Our policies for financial stabilization were similarly pragmatic. One of the first things the President-Elect did was work behind the scenes to ensure that Congress did not block the release of the second tranche of TARP funds. By December 2008, TARP and keeping financial institutions from collapsing were already deeply unpopular. But the President-Elect understood that it was irresponsible to be standing at the edge of a cliff without the safety net that the additional funds would provide.... The Financial Stability Plan was forged over the next few months. ... The stress test formed the centerpiece of the response. ...

These unprecedented, pragmatic policy actions have made an enormous difference. On the financial side, the stress test reassured investors and set off a wave of private capital-raising that was exactly what the system needed. ... And the financial industry has paid back U.S. taxpayers at a rate few thought possible....

For the real economy, the turnaround has been dramatic. Real GDP went from falling at an annual rate of nearly 6 percent at the end of 2008 and the beginning of 2009 to growing steadily over the past four quarters. ...

But compared with the problems we face, the turnaround has been insufficient....

In a report that Jared Bernstein and I issued during the transition, we estimated that by the end of 2010, a stimulus package like the Recovery Act would raise real GDP by about 3 1â?„2 percent and employment by about 31â?„2 million jobs, relative to what otherwise would have occurred. As the Council of Economic Advisers has documented in a series of reports to Congress, there is widespread agreement that the Act is broadly on track to meet these milestones.... What the Act hasn't done is prevent unemployment from going above 8 percent, something else that Jared and I projected it would do. The reason that prediction was so far off is implicit in much of what I have been saying this afternoon. An estimate of what the economy will look like if a policy is adopted contains two components: a forecast of what would happen in the absence of the policy, and an estimate of the effect of the policy. As I've described, our estimates of the impact of the Recovery Act have proven quite accurate. But we, like virtually every other forecaster, failed to anticipate just how violent the recession would be in the absence of policy, and the degree to which the usual relationship between GDP and unemployment would break down. ...

The thing I do regret is that there is still so much unfinished business. I would give anything if unemployment really were down to 8 percent or lower.... That the economy remains ... troubled ...

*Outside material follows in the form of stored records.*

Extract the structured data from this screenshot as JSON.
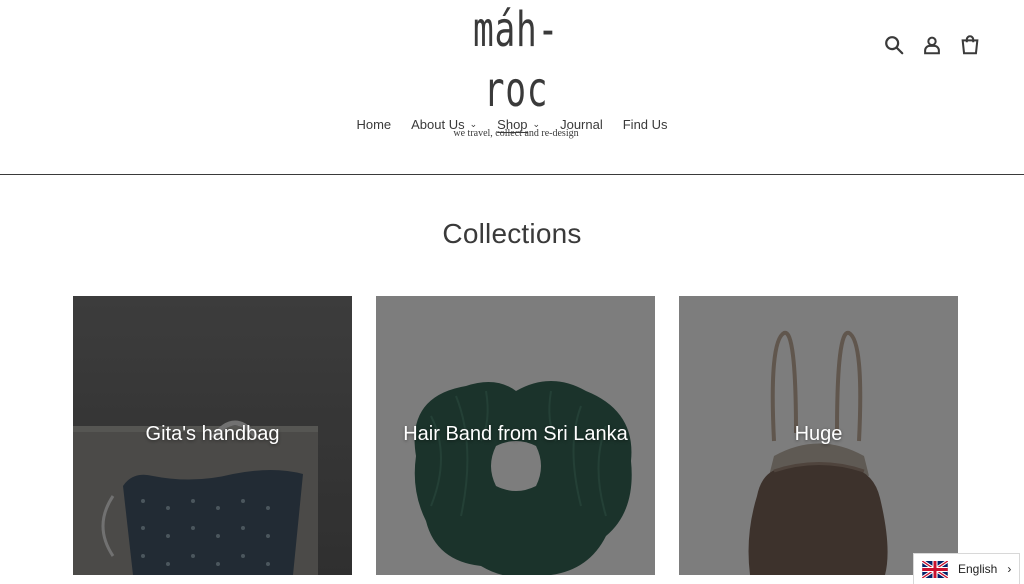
{
  "brand": {
    "logo_text": "máh-roc",
    "tagline": "we travel, collect and re-design"
  },
  "header_icons": [
    "search-icon",
    "account-icon",
    "cart-icon"
  ],
  "nav": {
    "items": [
      {
        "label": "Home",
        "has_dropdown": false
      },
      {
        "label": "About Us",
        "has_dropdown": true
      },
      {
        "label": "Shop",
        "has_dropdown": true,
        "active": true
      },
      {
        "label": "Journal",
        "has_dropdown": false
      },
      {
        "label": "Find Us",
        "has_dropdown": false
      }
    ]
  },
  "page": {
    "title": "Collections"
  },
  "collections": [
    {
      "title": "Gita's handbag"
    },
    {
      "title": "Hair Band from Sri Lanka"
    },
    {
      "title": "Huge"
    }
  ],
  "language": {
    "current": "English"
  },
  "colors": {
    "text": "#3a3a3a",
    "overlay": "#00000055"
  }
}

The ... United States still faces a substantial shortfall of aggregate demand. GDP by most estimates is still about 6 percent below trend. This shortfall in demand, rather than structural changes in the composition of our output or a mismatch between worker skills and jobs, is the fundamental cause of our continued high unemployment....

The pressing question, then, is what can be done to increase demand and bring unemployment down more quickly. ...

The only surefire ways for policymakers to substantially increase aggregate demand in the short run are for the government to spend more and tax less. In my view, we should be moving forward on both fronts....

Given our long-run fiscal challenges, any additional support should be done in a responsible way. It makes sense to view some temporary support as emergency measures. Most actions, however, should be paid for over time with future spending cuts or appropriate future revenues. But concern about the deficit cannot be an excuse for leaving unemployed workers to suffer. We have tools that would bring unemployment down without worsening our long-run fiscal outlook, if we can only find the will and the wisdom to use them....

I desperately hope that policymakers on both sides of the aisle will find a way to finish the job of economic recovery. We have already navigated through miles of difficult, uncharted waters. Surely we can go the rest of the way. The American people deserve nothing less.